Text and figures are licensed under Creative Commons Attribution CC BY 4.0. The figures that have been reused from other sources don't fall under this license and can be recognized by a note in their caption: "Figure from ...".

For attribution, please cite this work as

Allen (2021, March 12). jeremydata: By Row in Base R, Tidyverse, and data.table. Retrieved from https://jeremydata.com/posts/2021-03-12-by-row-in-base-r-tidyverse-and-datatable/

BibTeX citation

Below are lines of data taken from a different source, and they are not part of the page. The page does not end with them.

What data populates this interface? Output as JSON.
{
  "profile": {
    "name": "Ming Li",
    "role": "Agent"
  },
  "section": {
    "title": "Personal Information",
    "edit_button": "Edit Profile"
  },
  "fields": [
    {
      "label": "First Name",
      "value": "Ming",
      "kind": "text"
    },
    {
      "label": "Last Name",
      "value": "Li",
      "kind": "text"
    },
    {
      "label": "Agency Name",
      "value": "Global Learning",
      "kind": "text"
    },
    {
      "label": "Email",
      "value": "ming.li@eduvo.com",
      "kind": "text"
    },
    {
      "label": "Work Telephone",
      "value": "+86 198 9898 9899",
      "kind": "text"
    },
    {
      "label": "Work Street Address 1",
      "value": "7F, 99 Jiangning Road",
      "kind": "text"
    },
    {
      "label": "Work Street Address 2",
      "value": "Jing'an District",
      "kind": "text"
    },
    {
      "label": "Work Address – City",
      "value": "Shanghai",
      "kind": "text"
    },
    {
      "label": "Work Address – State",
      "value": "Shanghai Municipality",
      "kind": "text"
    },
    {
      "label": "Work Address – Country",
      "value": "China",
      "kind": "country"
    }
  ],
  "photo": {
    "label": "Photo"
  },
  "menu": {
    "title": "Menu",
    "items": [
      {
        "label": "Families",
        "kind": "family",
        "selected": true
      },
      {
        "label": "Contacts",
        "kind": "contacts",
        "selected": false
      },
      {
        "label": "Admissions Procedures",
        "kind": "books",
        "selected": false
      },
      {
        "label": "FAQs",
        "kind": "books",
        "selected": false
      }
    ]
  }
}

@misc{allen2021by, author = {Allen, Jeremy}, title = {jeremydata: By Row in Base R, Tidyverse, and data.table}, url = {https://jeremydata.com/posts/2021-03-12-by-row-in-base-r-tidyverse-and-datatable/}, year = {2021} }